#### [TASK PROMPT]
Output the data below exactly, down to the last character.

#### [MATERIAL PROVIDED]
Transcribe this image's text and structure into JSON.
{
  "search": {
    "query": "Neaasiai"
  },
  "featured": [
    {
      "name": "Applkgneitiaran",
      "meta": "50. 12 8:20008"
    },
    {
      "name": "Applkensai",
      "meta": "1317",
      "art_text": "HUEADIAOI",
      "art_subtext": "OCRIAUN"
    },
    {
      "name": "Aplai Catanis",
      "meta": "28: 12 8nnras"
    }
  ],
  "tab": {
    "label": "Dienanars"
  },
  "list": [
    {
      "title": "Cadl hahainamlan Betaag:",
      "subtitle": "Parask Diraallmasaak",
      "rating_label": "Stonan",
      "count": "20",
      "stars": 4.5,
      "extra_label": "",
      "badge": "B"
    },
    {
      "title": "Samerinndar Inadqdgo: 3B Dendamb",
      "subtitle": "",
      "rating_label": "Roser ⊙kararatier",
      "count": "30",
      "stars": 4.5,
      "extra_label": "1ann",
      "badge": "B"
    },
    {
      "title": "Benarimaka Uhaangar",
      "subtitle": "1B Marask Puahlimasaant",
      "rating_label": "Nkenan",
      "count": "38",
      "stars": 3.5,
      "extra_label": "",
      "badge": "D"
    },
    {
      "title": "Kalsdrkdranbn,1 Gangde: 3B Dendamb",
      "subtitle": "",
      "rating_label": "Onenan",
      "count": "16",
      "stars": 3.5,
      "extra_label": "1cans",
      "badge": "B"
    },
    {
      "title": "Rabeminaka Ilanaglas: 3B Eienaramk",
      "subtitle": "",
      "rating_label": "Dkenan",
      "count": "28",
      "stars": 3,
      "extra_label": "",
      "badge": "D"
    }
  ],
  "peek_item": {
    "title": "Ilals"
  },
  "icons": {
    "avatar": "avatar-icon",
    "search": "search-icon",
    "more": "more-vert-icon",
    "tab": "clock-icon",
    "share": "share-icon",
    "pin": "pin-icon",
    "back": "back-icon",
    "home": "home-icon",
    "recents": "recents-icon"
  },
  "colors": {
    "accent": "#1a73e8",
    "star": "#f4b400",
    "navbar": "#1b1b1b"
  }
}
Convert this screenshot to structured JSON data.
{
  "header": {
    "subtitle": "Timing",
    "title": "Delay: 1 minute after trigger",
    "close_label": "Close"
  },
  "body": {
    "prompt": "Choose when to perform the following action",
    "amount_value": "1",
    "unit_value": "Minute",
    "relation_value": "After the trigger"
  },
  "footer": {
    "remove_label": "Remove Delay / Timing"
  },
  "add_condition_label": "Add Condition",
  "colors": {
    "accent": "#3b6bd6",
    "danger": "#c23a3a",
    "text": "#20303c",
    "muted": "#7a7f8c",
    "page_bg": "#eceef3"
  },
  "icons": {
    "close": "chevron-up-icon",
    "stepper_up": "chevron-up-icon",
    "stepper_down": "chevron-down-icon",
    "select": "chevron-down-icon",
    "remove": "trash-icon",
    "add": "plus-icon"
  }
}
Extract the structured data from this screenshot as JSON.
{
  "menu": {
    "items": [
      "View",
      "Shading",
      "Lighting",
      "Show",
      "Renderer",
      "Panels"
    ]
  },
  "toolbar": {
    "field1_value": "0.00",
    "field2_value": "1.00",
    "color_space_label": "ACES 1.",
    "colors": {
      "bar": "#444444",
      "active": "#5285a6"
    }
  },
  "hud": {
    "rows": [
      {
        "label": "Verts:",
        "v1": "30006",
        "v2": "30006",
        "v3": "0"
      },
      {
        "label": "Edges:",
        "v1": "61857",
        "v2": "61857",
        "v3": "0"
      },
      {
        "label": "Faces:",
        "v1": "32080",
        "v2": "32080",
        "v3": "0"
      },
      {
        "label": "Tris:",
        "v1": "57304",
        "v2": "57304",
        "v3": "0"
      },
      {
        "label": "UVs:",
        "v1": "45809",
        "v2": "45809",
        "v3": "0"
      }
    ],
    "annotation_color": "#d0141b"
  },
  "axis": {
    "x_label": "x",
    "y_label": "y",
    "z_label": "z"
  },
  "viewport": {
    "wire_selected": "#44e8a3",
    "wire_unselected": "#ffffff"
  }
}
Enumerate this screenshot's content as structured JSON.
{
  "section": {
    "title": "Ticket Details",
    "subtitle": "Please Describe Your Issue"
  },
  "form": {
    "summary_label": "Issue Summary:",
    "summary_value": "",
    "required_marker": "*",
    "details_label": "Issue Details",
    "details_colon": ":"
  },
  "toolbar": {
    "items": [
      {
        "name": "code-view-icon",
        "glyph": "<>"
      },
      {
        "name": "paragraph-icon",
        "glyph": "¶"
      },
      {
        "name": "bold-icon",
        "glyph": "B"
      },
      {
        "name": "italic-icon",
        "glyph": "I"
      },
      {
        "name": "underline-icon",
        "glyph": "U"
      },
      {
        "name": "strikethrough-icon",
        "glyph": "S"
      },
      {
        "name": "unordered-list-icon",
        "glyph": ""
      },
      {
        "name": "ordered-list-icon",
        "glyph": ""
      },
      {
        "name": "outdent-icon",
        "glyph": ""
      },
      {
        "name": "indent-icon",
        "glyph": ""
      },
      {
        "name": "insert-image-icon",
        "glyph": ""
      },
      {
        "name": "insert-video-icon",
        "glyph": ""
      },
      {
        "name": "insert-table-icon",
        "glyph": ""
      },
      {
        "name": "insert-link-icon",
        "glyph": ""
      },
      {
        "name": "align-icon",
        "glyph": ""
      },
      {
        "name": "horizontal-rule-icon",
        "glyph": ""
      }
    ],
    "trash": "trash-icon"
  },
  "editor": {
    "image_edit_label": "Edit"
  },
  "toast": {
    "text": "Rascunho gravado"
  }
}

#### [SOLVED PROBLEM]
Transcribe this image's text and structure into JSON.
{
  "search": {
    "query": "Neaasiai"
  },
  "featured": [
    {
      "name": "Applkgneitiaran",
      "meta": "50. 12 8:20008"
    },
    {
      "name": "Applkensai",
      "meta": "1317",
      "art_text": "HUEADIAOI",
      "art_subtext": "OCRIAUN"
    },
    {
      "name": "Aplai Catanis",
      "meta": "28: 12 8nnras"
    }
  ],
  "tab": {
    "label": "Dienanars"
  },
  "list": [
    {
      "title": "Cadl hahainamlan Betaag:",
      "subtitle": "Parask Diraallmasaak",
      "rating_label": "Stonan",
      "count": "20",
      "stars": 4.5,
      "extra_label": "",
      "badge": "B"
    },
    {
      "title": "Samerinndar Inadqdgo: 3B Dendamb",
      "subtitle": "",
      "rating_label": "Roser ⊙kararatier",
      "count": "30",
      "stars": 4.5,
      "extra_label": "1ann",
      "badge": "B"
    },
    {
      "title": "Benarimaka Uhaangar",
      "subtitle": "1B Marask Puahlimasaant",
      "rating_label": "Nkenan",
      "count": "38",
      "stars": 3.5,
      "extra_label": "",
      "badge": "D"
    },
    {
      "title": "Kalsdrkdranbn,1 Gangde: 3B Dendamb",
      "subtitle": "",
      "rating_label": "Onenan",
      "count": "16",
      "stars": 3.5,
      "extra_label": "1cans",
      "badge": "B"
    },
    {
      "title": "Rabeminaka Ilanaglas: 3B Eienaramk",
      "subtitle": "",
      "rating_label": "Dkenan",
      "count": "28",
      "stars": 3,
      "extra_label": "",
      "badge": "D"
    }
  ],
  "peek_item": {
    "title": "Ilals"
  },
  "icons": {
    "avatar": "avatar-icon",
    "search": "search-icon",
    "more": "more-vert-icon",
    "tab": "clock-icon",
    "share": "share-icon",
    "pin": "pin-icon",
    "back": "back-icon",
    "home": "home-icon",
    "recents": "recents-icon"
  },
  "colors": {
    "accent": "#1a73e8",
    "star": "#f4b400",
    "navbar": "#1b1b1b"
  }
}
Convert this screenshot to structured JSON data.
{
  "header": {
    "subtitle": "Timing",
    "title": "Delay: 1 minute after trigger",
    "close_label": "Close"
  },
  "body": {
    "prompt": "Choose when to perform the following action",
    "amount_value": "1",
    "unit_value": "Minute",
    "relation_value": "After the trigger"
  },
  "footer": {
    "remove_label": "Remove Delay / Timing"
  },
  "add_condition_label": "Add Condition",
  "colors": {
    "accent": "#3b6bd6",
    "danger": "#c23a3a",
    "text": "#20303c",
    "muted": "#7a7f8c",
    "page_bg": "#eceef3"
  },
  "icons": {
    "close": "chevron-up-icon",
    "stepper_up": "chevron-up-icon",
    "stepper_down": "chevron-down-icon",
    "select": "chevron-down-icon",
    "remove": "trash-icon",
    "add": "plus-icon"
  }
}
Extract the structured data from this screenshot as JSON.
{
  "menu": {
    "items": [
      "View",
      "Shading",
      "Lighting",
      "Show",
      "Renderer",
      "Panels"
    ]
  },
  "toolbar": {
    "field1_value": "0.00",
    "field2_value": "1.00",
    "color_space_label": "ACES 1.",
    "colors": {
      "bar": "#444444",
      "active": "#5285a6"
    }
  },
  "hud": {
    "rows": [
      {
        "label": "Verts:",
        "v1": "30006",
        "v2": "30006",
        "v3": "0"
      },
      {
        "label": "Edges:",
        "v1": "61857",
        "v2": "61857",
        "v3": "0"
      },
      {
        "label": "Faces:",
        "v1": "32080",
        "v2": "32080",
        "v3": "0"
      },
      {
        "label": "Tris:",
        "v1": "57304",
        "v2": "57304",
        "v3": "0"
      },
      {
        "label": "UVs:",
        "v1": "45809",
        "v2": "45809",
        "v3": "0"
      }
    ],
    "annotation_color": "#d0141b"
  },
  "axis": {
    "x_label": "x",
    "y_label": "y",
    "z_label": "z"
  },
  "viewport": {
    "wire_selected": "#44e8a3",
    "wire_unselected": "#ffffff"
  }
}
Enumerate this screenshot's content as structured JSON.
{
  "section": {
    "title": "Ticket Details",
    "subtitle": "Please Describe Your Issue"
  },
  "form": {
    "summary_label": "Issue Summary:",
    "summary_value": "",
    "required_marker": "*",
    "details_label": "Issue Details",
    "details_colon": ":"
  },
  "toolbar": {
    "items": [
      {
        "name": "code-view-icon",
        "glyph": "<>"
      },
      {
        "name": "paragraph-icon",
        "glyph": "¶"
      },
      {
        "name": "bold-icon",
        "glyph": "B"
      },
      {
        "name": "italic-icon",
        "glyph": "I"
      },
      {
        "name": "underline-icon",
        "glyph": "U"
      },
      {
        "name": "strikethrough-icon",
        "glyph": "S"
      },
      {
        "name": "unordered-list-icon",
        "glyph": ""
      },
      {
        "name": "ordered-list-icon",
        "glyph": ""
      },
      {
        "name": "outdent-icon",
        "glyph": ""
      },
      {
        "name": "indent-icon",
        "glyph": ""
      },
      {
        "name": "insert-image-icon",
        "glyph": ""
      },
      {
        "name": "insert-video-icon",
        "glyph": ""
      },
      {
        "name": "insert-table-icon",
        "glyph": ""
      },
      {
        "name": "insert-link-icon",
        "glyph": ""
      },
      {
        "name": "align-icon",
        "glyph": ""
      },
      {
        "name": "horizontal-rule-icon",
        "glyph": ""
      }
    ],
    "trash": "trash-icon"
  },
  "editor": {
    "image_edit_label": "Edit"
  },
  "toast": {
    "text": "Rascunho gravado"
  }
}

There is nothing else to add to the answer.